Exercise aim: Please work out the number of lines in the following material that include "localhost", and reply with only that number.

Data shown Block Start

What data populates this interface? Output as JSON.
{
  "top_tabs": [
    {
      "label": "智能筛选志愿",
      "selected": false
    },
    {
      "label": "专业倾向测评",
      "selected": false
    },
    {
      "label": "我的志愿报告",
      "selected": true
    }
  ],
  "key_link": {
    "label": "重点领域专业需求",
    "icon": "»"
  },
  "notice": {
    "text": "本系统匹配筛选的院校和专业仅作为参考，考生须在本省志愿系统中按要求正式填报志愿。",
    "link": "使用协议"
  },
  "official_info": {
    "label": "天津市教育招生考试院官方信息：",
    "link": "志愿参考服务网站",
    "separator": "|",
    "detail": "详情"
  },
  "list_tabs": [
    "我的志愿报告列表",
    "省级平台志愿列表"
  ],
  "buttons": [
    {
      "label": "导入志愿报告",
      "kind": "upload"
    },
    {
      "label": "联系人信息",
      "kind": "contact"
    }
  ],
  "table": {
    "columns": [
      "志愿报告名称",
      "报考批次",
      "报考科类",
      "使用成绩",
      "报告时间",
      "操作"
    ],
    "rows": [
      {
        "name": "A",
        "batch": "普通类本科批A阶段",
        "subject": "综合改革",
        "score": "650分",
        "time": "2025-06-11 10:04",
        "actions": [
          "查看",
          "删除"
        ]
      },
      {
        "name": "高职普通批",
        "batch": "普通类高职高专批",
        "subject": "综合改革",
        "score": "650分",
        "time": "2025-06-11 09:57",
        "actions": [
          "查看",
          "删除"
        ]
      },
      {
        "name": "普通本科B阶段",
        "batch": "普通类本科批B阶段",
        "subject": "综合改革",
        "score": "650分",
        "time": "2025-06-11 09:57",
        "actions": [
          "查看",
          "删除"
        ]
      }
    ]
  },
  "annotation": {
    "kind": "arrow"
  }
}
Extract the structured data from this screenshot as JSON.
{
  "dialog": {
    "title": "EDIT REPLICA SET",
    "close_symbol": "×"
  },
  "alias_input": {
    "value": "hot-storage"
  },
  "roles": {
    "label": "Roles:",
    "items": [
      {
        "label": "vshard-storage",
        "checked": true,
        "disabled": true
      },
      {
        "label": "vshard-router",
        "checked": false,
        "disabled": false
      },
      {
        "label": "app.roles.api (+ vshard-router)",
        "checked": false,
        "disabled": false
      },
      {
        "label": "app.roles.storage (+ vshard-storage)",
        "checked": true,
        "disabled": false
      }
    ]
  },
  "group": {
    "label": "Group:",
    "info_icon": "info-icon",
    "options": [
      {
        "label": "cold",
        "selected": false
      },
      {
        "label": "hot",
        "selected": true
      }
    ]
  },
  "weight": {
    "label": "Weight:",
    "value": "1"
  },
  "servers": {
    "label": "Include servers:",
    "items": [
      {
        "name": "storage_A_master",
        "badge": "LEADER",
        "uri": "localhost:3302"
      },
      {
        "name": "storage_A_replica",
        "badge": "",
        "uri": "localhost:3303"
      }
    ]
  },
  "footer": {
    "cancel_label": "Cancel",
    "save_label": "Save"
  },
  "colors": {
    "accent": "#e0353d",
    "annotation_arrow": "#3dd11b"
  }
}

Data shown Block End

Task answer: 2